    What challenges do you see?

    Is it safe to leave the solar panels charging for the few weeks we are gone? Using the solar controller that comes with the Renogy pack, called the Wanderer.

    Is it ok to charge the batteries over several days?

    Thanks in advance for your advice

  • #2
    200w is not going to charge 800Ah 12V battery bank.

    You also would be far better off going with a 48V battery bank instead. You can wire the batteries as two strings of 4.

    send back the 200W solar modules and get a decent MPPT CC with a few ~250w PV modules.

    Now you have a system that you can expand.

    Get yourself a decent 48V 2kW inverter and you will be set for adding refrigerator latter.

    When you are not there disconnect the loads but leave the Charge controller.
    OutBack FP1 w/ CS6P-250P


    • #3
      As Butch indicates you have already shot yourself in the foot. Mistakes:

      1. Using 12 volt batteries and parallel Batteries. There is no excuse for doing that. Paralleling batteries is going to severely shorten battery life. If you need 800 AH battery Capacity, use 800 AH batteries like 4 or 6-volt cells.

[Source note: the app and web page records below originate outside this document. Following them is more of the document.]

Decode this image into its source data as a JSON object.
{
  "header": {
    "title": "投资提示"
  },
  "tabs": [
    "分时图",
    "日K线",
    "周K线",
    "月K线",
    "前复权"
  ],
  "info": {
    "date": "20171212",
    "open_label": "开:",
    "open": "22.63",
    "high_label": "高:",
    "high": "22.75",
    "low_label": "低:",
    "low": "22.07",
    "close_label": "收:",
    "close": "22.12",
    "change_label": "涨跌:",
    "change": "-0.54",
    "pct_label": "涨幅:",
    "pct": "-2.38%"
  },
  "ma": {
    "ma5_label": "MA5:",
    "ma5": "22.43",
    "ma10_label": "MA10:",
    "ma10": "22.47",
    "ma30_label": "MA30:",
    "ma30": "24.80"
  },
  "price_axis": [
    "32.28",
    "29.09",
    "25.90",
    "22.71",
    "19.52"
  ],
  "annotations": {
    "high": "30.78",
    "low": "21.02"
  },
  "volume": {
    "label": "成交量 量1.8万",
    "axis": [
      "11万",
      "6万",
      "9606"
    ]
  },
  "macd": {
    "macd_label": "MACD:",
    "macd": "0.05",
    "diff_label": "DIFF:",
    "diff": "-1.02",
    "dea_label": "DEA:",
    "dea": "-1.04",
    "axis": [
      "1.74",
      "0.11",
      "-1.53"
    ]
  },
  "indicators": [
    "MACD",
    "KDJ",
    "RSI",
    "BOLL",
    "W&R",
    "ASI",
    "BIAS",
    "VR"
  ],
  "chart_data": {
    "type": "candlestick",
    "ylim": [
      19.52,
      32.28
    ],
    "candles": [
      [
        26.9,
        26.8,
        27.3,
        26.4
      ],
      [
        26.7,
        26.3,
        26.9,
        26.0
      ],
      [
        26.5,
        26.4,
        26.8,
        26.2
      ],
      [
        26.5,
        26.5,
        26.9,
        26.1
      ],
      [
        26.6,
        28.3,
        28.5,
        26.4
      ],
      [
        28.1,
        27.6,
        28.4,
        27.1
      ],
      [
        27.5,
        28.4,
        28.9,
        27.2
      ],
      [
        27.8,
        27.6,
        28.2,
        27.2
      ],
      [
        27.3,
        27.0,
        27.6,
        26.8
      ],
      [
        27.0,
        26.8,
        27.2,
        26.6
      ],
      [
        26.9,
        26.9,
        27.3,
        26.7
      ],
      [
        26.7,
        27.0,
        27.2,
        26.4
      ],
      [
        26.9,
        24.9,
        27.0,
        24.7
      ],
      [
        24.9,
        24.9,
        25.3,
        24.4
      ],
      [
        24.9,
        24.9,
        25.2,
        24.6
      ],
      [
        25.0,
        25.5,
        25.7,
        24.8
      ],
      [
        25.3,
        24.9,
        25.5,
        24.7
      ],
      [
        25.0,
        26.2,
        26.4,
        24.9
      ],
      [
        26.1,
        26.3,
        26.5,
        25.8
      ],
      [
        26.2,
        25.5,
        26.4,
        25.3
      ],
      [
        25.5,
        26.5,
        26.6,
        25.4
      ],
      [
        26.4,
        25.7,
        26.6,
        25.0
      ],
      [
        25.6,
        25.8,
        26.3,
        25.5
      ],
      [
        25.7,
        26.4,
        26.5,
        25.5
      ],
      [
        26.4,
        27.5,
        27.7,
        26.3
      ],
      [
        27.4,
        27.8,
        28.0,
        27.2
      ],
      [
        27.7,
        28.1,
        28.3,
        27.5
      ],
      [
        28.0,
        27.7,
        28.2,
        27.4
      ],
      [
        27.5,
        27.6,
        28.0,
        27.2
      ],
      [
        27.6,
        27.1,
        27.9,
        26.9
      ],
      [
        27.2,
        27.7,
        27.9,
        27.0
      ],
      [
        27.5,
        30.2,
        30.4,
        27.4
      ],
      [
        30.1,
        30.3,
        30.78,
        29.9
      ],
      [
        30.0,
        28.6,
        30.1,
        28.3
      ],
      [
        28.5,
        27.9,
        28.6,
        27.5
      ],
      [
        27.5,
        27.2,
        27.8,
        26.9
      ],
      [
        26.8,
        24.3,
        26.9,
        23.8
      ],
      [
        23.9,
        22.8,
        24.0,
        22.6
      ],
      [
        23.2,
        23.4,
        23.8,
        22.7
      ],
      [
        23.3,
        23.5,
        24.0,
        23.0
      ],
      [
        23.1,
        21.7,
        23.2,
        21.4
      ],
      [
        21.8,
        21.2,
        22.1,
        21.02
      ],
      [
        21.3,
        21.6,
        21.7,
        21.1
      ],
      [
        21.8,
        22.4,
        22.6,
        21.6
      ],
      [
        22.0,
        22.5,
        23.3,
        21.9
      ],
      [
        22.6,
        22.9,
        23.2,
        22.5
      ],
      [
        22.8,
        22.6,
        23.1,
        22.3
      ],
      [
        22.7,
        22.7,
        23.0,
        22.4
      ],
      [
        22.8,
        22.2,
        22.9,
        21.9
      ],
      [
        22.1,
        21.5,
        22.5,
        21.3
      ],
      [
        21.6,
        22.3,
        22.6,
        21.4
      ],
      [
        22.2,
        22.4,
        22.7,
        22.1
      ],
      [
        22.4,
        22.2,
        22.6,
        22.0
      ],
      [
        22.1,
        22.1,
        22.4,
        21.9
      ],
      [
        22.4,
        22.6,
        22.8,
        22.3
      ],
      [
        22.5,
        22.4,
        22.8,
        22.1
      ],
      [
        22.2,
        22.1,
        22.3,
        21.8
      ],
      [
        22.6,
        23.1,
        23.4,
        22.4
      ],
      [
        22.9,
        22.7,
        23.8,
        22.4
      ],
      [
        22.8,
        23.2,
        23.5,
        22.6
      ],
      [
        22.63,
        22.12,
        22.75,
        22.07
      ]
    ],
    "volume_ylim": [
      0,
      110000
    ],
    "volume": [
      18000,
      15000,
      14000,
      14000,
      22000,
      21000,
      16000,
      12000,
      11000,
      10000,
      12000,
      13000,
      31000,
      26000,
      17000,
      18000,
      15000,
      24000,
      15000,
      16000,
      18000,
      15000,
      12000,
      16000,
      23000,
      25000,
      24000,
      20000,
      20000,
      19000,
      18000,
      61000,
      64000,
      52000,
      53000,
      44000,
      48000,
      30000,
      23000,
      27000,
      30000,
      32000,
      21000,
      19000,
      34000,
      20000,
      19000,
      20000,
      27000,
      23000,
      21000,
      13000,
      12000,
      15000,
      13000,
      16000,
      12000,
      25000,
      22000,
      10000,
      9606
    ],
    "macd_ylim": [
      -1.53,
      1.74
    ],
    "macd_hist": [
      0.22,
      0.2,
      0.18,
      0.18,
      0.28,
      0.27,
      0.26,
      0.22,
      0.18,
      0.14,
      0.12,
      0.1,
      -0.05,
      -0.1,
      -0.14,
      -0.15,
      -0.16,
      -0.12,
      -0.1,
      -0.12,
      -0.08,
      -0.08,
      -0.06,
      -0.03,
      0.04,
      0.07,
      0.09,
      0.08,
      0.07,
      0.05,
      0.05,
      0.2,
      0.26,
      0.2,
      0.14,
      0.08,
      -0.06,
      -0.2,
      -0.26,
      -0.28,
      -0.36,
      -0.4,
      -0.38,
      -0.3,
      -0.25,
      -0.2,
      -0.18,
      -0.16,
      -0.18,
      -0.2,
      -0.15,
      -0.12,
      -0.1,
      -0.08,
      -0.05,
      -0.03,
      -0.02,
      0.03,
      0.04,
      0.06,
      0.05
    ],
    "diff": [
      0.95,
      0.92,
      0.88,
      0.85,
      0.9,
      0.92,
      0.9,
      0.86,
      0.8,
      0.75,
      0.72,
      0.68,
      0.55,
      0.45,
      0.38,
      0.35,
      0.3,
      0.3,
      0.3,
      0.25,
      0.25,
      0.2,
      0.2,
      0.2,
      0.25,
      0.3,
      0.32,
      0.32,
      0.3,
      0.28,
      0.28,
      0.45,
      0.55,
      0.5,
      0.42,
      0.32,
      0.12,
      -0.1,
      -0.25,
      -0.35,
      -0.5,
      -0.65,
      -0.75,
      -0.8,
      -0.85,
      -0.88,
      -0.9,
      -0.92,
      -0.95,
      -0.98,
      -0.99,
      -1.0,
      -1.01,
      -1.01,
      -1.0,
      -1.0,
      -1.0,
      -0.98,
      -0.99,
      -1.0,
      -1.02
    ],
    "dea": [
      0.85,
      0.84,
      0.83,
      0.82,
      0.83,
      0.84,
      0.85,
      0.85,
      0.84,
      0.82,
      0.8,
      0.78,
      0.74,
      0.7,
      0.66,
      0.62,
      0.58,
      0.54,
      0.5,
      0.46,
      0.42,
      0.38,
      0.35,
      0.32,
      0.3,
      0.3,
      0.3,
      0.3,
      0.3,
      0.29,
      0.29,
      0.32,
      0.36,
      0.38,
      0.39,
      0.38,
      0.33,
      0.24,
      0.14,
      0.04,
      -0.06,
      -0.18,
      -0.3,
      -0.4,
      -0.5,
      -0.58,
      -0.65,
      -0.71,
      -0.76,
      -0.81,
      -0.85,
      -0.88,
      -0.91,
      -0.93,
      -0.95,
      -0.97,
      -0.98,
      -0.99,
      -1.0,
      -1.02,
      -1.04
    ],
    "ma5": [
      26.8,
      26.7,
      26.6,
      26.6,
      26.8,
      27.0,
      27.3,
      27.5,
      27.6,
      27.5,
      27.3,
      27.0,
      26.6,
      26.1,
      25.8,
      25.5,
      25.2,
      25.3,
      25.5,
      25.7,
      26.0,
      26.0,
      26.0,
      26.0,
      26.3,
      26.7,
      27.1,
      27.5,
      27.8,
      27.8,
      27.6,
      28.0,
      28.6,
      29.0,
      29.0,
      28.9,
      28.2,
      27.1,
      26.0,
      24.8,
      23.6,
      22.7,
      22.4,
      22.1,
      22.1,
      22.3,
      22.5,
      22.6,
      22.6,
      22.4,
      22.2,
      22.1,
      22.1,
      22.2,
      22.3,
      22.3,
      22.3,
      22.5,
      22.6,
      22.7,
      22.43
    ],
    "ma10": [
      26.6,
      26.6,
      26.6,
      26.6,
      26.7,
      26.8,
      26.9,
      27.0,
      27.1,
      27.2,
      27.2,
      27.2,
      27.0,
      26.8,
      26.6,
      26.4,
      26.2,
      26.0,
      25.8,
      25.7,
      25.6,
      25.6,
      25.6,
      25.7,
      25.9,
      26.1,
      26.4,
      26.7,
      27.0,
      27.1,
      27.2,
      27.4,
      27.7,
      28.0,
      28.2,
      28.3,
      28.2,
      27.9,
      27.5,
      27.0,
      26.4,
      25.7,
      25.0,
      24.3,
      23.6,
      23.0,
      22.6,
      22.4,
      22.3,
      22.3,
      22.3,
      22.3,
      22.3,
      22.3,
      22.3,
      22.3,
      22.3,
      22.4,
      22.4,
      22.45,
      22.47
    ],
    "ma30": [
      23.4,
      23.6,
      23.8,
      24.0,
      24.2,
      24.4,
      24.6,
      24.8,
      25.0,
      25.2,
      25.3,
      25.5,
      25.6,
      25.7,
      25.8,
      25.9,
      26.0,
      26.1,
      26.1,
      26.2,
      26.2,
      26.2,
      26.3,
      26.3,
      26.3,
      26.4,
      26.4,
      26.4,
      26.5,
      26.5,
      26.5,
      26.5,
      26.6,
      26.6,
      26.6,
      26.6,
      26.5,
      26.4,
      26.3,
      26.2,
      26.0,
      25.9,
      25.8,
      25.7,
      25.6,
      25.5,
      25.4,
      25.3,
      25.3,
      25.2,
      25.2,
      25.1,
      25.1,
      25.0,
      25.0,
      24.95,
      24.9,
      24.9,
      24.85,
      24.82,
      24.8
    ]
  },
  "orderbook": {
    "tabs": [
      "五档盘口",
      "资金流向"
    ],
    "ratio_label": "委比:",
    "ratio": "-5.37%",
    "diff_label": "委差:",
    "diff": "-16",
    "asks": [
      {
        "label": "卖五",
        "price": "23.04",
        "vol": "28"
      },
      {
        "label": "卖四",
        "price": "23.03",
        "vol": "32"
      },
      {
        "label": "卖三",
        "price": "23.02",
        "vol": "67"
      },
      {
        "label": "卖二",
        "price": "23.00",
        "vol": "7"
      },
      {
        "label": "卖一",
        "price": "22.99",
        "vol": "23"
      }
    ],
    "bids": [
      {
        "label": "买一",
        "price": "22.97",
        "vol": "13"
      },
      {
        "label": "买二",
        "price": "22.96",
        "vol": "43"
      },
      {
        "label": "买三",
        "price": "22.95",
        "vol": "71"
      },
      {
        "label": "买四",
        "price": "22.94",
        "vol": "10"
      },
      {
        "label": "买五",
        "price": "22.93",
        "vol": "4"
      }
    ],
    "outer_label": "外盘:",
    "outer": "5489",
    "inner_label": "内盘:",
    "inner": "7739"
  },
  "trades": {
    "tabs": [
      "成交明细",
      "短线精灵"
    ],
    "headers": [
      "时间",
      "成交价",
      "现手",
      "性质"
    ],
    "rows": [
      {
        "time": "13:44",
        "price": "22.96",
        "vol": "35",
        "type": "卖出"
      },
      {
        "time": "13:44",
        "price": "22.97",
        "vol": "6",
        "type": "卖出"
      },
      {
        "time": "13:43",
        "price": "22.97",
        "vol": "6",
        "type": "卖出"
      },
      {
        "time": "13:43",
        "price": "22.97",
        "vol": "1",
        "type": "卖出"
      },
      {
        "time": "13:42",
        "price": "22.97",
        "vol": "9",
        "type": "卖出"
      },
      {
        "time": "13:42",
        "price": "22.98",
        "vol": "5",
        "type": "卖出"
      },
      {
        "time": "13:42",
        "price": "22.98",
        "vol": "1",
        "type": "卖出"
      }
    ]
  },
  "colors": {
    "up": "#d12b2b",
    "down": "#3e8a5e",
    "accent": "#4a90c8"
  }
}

      2. Using the wrong battery system voltage. You should be operating at 48 volts.

      3. Using wrong controller and panel type. You should be using a MPPT controller and grid tied panels. A PWM controller is going to force you to wire your panels in parallel and turn your 200 wat panels into 120 watts. Grid tied panels are much less expensive than low voltage battery panels, and when used with a MPPT controller you can wire the panels in series eliminating combiners, fuses, and 50 to 75% less wire and much smaller wire.

      4. You do not have near enough panel wattage for a 12 volt 800 AH battery. That will require at least a 1000 watt panel system with a 80 Amp MPPT controller.

      Basically you have trapped yourself inside a 12 volt toy box. To salvage your batteries, get rid of the panels, get you 4 x 250 watt and a 40 Amp MPPT Controler. Configure system for 48 volt batteries. That will allow you to grow system to 2000 watts and a 400 AH 48 volt battery.
      MSEE, PE


      • #4
        It's hard to build a system and plan to expand it later.
        But first, size your loads in Watt Hours. 5 watt light for 2 hours is 10 watt hours 50A battery @ 12V = 50*12=600 watt hours, 300 of which are useable. Adding a fridge is a whole new ball game, even most mini-firdges consume 1,000watt hours in a day, because of poor insulation. Full size energy star fridge is about 1,000wh day
        Powerfab top of pole PV mount (2) | Listeroid 6/1 w/st5 gen head | XW6048 inverter/chgr | Iota 48V/15A charger | Morningstar 60A MPPT | 48V, 800A NiFe Battery (in series)| 15, Evergreen 205w "12V" PV array on pole | Midnight ePanel | Grundfos 10 SO5-9 with 3 wire Franklin Electric motor (1/2hp 240V 1ph ) on a timer for 3 hr noontime run - Runs off PV ||
        || Midnight Classic 200 | 10, Evergreen 200w in a 160VOC array ||
        || VEC1093 12V Charger | Maha C401 aa/aaa Charger | SureSine | Sunsaver MPPT 15A



        • #5
          Thanks for the info. The Renogy kit just arrived. Haven't unboxed it yet. Bought through Amazon, will return.
          The batteries I got from my friend that owns an auto parts store and he can take the batteries back. He'll be frequent visitor to the cabin.


          • #6
            Do not use auto Starting Lighting & Ignition (SLI) batteries. They are not made for cycle applications. If you press them into cycle service will destroy them, and have a lot of new boat anchors.
            MSEE, PE


            • #7
              Originally posted by Sunking View Post
              Do not use auto Starting Lighting & Ignition (SLI) batteries. They are not made for cycle applications. If you press them into cycle service will destroy them, and have a lot of new boat anchors.

              Thanks. The ones we got were deep cycle. But still going back. He can get us the batteries we really need.


              • #8
                Listen to these guys closely and you'll save yourself a lot of cash , and grief. I'm attempting the same thing you are and have come to find out there is a lot more to it than I first imagined


                • #9
                  Sorry if this is in the wrong place, but does anyone know how to post a new topic? Thanks